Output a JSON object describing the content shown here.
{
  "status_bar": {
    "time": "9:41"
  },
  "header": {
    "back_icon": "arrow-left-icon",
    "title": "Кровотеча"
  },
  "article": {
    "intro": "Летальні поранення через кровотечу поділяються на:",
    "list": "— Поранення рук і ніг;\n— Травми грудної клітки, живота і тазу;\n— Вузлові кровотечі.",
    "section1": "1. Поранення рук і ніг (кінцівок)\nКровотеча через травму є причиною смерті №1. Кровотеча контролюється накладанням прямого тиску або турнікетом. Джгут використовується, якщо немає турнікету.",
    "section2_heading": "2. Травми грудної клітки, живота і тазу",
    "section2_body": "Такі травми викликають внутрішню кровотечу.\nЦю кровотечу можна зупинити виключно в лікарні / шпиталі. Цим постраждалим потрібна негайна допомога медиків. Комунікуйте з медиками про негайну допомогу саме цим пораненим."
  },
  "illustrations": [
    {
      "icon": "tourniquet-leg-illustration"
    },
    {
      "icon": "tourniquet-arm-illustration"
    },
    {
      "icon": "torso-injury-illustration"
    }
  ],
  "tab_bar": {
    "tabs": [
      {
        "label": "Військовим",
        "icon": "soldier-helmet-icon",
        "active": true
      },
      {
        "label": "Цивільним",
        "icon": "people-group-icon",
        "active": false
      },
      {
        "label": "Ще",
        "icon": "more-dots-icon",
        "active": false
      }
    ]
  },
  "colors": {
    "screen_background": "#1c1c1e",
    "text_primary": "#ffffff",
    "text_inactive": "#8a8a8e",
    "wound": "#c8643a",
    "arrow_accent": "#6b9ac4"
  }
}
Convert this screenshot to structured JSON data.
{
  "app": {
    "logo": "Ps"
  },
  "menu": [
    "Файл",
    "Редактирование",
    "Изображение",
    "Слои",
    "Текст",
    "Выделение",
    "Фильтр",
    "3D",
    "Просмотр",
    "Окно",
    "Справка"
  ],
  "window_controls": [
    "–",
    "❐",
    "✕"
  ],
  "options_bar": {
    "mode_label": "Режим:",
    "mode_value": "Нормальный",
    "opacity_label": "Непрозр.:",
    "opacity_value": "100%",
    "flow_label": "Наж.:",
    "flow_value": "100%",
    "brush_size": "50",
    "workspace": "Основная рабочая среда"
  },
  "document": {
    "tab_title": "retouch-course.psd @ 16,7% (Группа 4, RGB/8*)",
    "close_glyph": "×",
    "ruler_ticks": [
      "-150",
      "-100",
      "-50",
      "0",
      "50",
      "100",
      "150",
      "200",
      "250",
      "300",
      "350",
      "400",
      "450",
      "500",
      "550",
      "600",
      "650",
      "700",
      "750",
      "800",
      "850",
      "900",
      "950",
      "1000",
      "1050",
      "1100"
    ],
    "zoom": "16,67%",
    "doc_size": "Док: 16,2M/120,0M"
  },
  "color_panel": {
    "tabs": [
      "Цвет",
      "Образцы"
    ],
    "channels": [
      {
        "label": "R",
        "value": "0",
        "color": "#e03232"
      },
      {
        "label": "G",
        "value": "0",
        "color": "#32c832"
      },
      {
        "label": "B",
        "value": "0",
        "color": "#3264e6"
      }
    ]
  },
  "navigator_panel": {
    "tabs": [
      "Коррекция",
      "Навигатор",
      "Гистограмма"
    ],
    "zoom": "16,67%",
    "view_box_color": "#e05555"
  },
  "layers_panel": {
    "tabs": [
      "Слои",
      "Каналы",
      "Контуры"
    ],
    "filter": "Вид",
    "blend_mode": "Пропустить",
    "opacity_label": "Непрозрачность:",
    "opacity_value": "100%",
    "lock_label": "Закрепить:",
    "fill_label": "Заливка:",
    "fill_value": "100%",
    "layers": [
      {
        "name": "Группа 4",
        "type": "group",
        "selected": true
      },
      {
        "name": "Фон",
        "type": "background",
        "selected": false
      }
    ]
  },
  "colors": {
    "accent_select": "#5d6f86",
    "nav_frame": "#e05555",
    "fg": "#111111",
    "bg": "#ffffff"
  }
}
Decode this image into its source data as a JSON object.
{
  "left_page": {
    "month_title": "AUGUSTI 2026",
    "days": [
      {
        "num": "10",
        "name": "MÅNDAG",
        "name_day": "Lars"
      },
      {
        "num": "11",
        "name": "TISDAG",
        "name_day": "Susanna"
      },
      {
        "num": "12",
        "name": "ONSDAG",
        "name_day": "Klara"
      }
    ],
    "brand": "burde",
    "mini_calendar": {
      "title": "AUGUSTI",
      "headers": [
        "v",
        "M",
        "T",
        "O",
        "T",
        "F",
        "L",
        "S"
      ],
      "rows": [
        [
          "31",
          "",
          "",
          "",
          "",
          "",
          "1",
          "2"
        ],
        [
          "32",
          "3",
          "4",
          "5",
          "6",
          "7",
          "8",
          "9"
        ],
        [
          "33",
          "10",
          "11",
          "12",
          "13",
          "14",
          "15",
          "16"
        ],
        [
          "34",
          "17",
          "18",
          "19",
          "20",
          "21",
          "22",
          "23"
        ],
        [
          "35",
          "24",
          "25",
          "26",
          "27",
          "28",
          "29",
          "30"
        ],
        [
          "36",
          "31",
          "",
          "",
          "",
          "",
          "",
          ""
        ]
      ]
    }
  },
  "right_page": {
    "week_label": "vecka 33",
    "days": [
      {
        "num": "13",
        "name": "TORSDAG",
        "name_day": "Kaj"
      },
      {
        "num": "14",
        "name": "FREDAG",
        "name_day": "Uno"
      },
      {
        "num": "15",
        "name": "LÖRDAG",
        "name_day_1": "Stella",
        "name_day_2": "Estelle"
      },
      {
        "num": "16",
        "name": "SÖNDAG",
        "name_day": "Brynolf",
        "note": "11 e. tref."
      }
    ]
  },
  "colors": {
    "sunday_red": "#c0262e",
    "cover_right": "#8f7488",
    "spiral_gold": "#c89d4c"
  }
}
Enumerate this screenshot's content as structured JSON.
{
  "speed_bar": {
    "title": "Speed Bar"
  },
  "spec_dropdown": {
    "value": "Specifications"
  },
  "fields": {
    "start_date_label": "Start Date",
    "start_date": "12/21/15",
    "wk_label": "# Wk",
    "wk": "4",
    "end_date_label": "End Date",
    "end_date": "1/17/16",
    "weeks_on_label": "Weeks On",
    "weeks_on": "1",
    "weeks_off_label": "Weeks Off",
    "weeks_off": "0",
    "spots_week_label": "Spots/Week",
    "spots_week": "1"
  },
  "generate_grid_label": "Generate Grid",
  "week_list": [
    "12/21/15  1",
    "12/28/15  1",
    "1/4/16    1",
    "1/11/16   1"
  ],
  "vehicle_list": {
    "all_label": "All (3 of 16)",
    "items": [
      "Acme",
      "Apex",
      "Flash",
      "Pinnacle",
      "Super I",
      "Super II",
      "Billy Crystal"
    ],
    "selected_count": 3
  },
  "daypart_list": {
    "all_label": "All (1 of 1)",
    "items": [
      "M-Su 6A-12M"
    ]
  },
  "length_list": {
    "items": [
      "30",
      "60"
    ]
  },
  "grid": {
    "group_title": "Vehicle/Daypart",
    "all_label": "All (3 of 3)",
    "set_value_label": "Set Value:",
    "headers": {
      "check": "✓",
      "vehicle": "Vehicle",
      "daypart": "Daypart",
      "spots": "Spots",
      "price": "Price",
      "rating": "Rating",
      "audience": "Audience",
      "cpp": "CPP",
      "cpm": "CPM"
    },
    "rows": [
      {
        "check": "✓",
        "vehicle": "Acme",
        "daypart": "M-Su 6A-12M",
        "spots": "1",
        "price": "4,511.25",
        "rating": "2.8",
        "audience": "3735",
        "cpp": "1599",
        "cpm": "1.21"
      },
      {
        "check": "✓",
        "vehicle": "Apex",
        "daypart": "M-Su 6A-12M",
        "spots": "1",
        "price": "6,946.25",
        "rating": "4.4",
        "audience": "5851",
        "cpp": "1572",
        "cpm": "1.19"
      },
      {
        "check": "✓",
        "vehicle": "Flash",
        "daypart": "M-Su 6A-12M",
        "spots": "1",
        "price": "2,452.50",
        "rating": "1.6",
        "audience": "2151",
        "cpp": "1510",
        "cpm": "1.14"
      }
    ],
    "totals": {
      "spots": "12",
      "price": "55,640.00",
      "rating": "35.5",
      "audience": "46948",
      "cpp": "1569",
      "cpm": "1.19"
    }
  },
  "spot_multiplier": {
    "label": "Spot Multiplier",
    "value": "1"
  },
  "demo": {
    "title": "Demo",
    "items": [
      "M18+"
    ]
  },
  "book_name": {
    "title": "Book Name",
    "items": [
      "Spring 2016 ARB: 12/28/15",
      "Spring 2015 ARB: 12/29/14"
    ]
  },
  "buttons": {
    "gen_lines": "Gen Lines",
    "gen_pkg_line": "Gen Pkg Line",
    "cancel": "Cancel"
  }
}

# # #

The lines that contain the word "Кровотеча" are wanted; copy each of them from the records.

* Answer box
    "title": "Кровотеча"
    "section1": "1. Поранення рук і ніг (кінцівок)\nКровотеча через травму є причиною смерті №1. Кровотеча контролюється накладанням прямого тиску або турнікетом. Джгут використовується, якщо немає турнікету.",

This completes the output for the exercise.